‘Tis the season…or so the ads proclaim. Drive through the streets, and houses blaze with colored lights, some garish, others more tasteful. Walk into any store and holiday decorations abound, but by now, weeks old now, my brain has been on strike, protesting against the commercial glitter and recorded Christmas carols playing since Halloween. Although one might say, “it’s beginning to look a lot like Christmas,” the decorations and lights enticing us to buy, buy, buy, have grown wearisome. I have avoided malls for the past several weeks to every extent possible, knowing I will only morph into a modern-day zombie unable to make any sort of decisions about gift choices. My holiday spirit has taken cover from the full court press of commercialism, sadly unescapable in our society. Add to that, I live in a place, unlike the places of my childhood or Canadian years where snow isn’t visible, even in the far off mountain tops.
But take heart. This morning I baked some pumpkin spice scones for my husband’s birthday breakfast. The kitchen was filled with the aroma of cinnamon, sugar and nutmeg. “It’s beginning to smell a lot like Christmas,” I sang as I pulled the pan of scones from the oven. Last night, we set up our tree, ready to be decorated with our collection of ornaments, a hodge-podge of figures, shapes and colors, acquired each year of our daughter’s lives they had their children, and the tradition continues for each of our grandchildren. The tree is fake, something we resorted to in our empty next holidays when, more often than not, we’d be traveling to spend the holidays with one or the other daughter. I missed the smell of pine, so I placed a few pine boughs around the dining table, inhaling the fragrance and remembering the Christmases of childhood, climbing into my father’s pickup truck to head into the mountains to cut our tree. I felt the first blush of holiday spirit.
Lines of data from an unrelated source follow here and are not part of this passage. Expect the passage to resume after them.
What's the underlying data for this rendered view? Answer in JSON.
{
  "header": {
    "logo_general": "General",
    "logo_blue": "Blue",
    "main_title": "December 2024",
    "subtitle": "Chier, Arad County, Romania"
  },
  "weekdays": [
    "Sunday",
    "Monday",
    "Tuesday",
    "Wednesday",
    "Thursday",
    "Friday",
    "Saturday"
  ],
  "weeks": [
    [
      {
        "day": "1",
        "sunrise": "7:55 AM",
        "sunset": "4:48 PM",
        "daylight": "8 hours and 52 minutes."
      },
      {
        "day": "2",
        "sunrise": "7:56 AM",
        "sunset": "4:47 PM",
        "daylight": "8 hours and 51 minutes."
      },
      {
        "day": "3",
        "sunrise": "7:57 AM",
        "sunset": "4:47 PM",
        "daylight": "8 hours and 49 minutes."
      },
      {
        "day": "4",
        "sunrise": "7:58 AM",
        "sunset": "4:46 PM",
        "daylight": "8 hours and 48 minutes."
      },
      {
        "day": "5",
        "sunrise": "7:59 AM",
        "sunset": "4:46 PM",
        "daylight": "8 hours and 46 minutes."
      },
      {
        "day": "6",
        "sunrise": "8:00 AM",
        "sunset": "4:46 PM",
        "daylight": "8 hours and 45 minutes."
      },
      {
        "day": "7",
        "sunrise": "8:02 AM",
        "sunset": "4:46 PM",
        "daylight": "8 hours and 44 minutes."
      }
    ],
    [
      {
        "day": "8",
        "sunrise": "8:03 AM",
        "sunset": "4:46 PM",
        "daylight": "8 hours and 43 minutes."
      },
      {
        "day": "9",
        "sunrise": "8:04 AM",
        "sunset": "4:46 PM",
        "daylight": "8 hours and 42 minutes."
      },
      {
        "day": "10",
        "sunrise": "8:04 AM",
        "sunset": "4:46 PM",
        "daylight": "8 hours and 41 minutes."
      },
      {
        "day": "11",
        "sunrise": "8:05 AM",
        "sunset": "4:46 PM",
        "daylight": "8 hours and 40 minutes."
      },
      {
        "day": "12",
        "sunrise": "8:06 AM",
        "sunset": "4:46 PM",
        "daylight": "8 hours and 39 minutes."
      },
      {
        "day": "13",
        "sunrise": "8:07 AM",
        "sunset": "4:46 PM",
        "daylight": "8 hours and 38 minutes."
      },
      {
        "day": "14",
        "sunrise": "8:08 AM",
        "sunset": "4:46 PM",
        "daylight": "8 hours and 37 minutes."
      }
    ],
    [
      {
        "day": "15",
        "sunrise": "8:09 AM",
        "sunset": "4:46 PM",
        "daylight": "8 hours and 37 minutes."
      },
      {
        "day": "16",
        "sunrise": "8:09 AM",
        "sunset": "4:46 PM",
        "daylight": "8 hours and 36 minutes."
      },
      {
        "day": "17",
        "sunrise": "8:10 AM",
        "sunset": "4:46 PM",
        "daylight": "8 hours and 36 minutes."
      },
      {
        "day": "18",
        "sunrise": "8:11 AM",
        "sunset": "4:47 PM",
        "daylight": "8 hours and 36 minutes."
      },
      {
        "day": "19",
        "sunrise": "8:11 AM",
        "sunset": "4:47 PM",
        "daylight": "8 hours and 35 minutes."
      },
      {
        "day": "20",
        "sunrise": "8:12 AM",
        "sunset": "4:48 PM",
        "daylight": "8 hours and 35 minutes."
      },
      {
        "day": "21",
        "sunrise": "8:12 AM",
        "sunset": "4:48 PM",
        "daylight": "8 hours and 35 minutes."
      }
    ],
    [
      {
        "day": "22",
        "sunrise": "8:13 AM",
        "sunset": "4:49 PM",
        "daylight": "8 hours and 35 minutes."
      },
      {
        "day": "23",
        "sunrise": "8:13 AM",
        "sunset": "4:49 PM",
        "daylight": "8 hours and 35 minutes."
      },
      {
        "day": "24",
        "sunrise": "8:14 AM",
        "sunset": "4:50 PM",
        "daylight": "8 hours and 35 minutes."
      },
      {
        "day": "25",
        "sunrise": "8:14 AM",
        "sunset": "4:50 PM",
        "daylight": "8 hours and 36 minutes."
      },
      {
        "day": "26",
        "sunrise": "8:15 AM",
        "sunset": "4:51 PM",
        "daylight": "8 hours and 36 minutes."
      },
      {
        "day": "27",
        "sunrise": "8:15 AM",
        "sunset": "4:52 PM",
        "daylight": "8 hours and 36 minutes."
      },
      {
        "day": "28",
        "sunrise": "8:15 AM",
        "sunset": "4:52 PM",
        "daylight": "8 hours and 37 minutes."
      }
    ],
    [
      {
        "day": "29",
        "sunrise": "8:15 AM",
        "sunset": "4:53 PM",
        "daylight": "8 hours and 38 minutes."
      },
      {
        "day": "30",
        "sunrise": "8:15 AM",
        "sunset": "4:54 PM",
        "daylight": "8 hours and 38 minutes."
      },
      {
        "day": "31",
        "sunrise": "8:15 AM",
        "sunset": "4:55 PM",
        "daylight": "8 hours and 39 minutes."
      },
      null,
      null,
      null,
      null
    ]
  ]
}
Smell is a potent wizard that transports us across thousands of miles and all the years we have lived. The odors of fruits waft me to my southern home, to my childhood frolics in the peach orchard. Other odors, instantaneous and fleeting, cause my heart to dilate joyously or contract with remembered grief. Even as I think of smells, my nose is full of scents that start awake sweet memories of summers gone and ripening fields far away. — Helen Keller
“The eyes have it,” we often hear, or do they? Our ability to smell is highly linked to memory. A smell can trigger a flood of memories, influence moods and even affect work performance. According to author Sarah Dowdey, “smell can call up memories and powerful responses almost instantaneously.” Smell is our oldest sense, as Tom Stafford describes in a BBC online article. It has its origins in the rudimentary senses for chemicals in air and water – senses that even bacteria have. Before sight or hearing, before even touch, creatures evolved to respond to chemicals around them. Smell is unique among our five senses. Unlike the other four, smell enters directly, deep into the brain.
In the 1990 book, A Natural History of the Senses, author Diane Ackerman writes, “Our sense of smell can be extraordinarily precise, yet it’s almost impossible to describe how something smells to someone who hasn’t smelled it…
We see only where there is light enough, taste only when we put things into our mouths, touch only when we make contact with someone or something, hear only sounds that are loud enough to hear. But we smell always and with every breath…Smells coat us, swirl around us, enter our bodies, emanate from us. We live in a constant wash of them. Still, when we try to describe a smell, words fail us…
The physiological links between the smell and language centers of the brain are pitifully weak. Not so the links between the smell and the memory centers, a route that carries us nimbly across time and distance. A smell can be overwhelmingly nostalgic because it triggers powerful images and emotions before we have time to edit them…When we give perfume to someone, we give them liquid memory. Kipling was right: “Smells are surer than sights and sounds to make your heart-strings crack.”
Ah, those cracking heart strings…All it took to finally enliven my holiday spirit, after weeks of Christmas advertisements and carols playing everywhere, was the smell of a few pine boughs and pumpkin scones baking in the oven. Memories of Christmases past flooded into my head. Smells were doing the work of a Christmas spirit cheerleader. Perhaps you have similar associations with pine and cinnamon, or perhaps it’s other smells, like the ones of Hanukkah, potato latkes sizzling in the pan or chocolate gelt, unwrapped, given after spinning the dreidel. Whether Christmas or Hanukkah, smells may bring up childhood memories or ones more recent, one that make you smile, ones that bring tears to your eyes. Kipling was right: “Smells are surer than sights or sounds to make your heart-strings crack.”
The candles flicker in the window.
Outside, ponderosa pines are tied in red bows.
If you squint,
the neighbors’ Christmas lights
look like the Omaha skyline.
The smell of oil is in the air.
We drift off to childhood
where we spent our gelt
on baseball cards and matinees,
cream sodas and knishes…
(From “Chanukah Lights Tonight,” by Steve Schneider, in: Prairie Air Show, 2000)
Let your nose guide you to inspiration as you write this week. List the smells you associate with the Christmas or Hanukkah. What memories do they invoke? Write some.